Washington’s hemp program, not yet a year old, has stopped issuing licenses because of a budget deficit. Restarting the program for a second growing season may depend on whether state lawmakers are willing to invest $287,000 into nurturing a hemp industry that faces high regulatory costs.“Without the additional appropriations, we would need to shut down the program,” state Department of Agriculture spokesman Hector Castro said. “Without the funding, it’s not a sustainable program.”The program’s costs are largely driven by the fact that hemp, according to federal law, is a federally controlled substance and can be legally grown and processed only under state supervision. Oversight varies from state to state. Washington chose a high level of control, intended to build a sturdy hemp industry not vulnerable to federal intervention.The cost of closely regulating hemp, however, has far surpassed the fees collected from growers and processors. While some other states, including Oregon, have registered hundreds of hemp businesses, Washington has issued only seven licenses, collecting $8,139 in fees and spending $146,000 in oversight. The licenses must be renewed annually.

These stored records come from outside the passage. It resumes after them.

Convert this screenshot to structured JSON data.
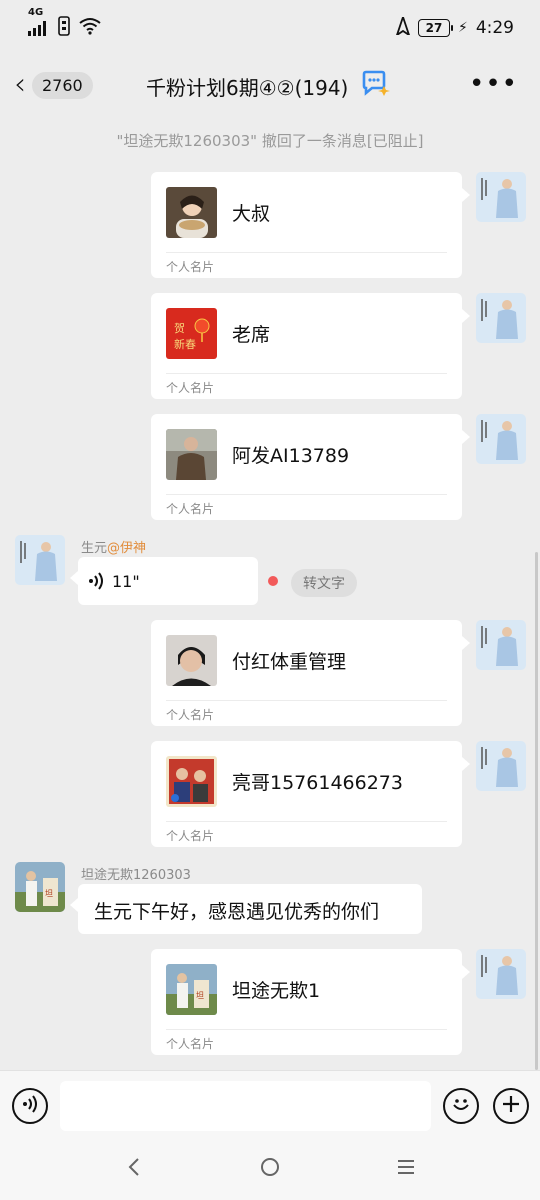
{
  "status_bar": {
    "network": "4G",
    "battery": "27",
    "time": "4:29"
  },
  "header": {
    "unread_count": "2760",
    "title": "千粉计划6期④②(194)"
  },
  "system_message": "\"坦途无欺1260303\" 撤回了一条消息[已阻止]",
  "card_label": "个人名片",
  "cards": [
    {
      "name": "大叔"
    },
    {
      "name": "老席"
    },
    {
      "name": "阿发AI13789"
    },
    {
      "name": "付红体重管理"
    },
    {
      "name": "亮哥15761466273"
    },
    {
      "name": "坦途无欺1"
    }
  ],
  "voice_message": {
    "sender": "生元",
    "mention": "@伊神",
    "duration": "11\"",
    "convert_label": "转文字"
  },
  "text_message": {
    "sender": "坦途无欺1260303",
    "text": "生元下午好，感恩遇见优秀的你们"
  },
  "colors": {
    "background": "#ededed",
    "bubble": "#ffffff",
    "mention": "#e28d3c",
    "unread_dot": "#f25a5a"
  }
}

Michigan residents interested in engaging in new agricultural enterprises sometimes lack knowledge, experience and technical support to get started. MSU Extension educators and specialists receive numerous inquiries seeking basic, startup information for beginning farmers. Since 2012, they have filled this need through the Beginning Farmer Webinar Series. New farm businesses provide jobs, income and increased economic activity and social stability with increased food security to communities. Providing basic, practical information to people interested in, or already engaging in, new farm enterprises helps these small businesses develop sound production and marketing plans. These informative webinars are intended to help you get started. Feel free to contact the presenters for more information. The Beginning Farmer Webinar Series provides an information boost to new farm businesses. A new series will begin Jan. 17, 2018.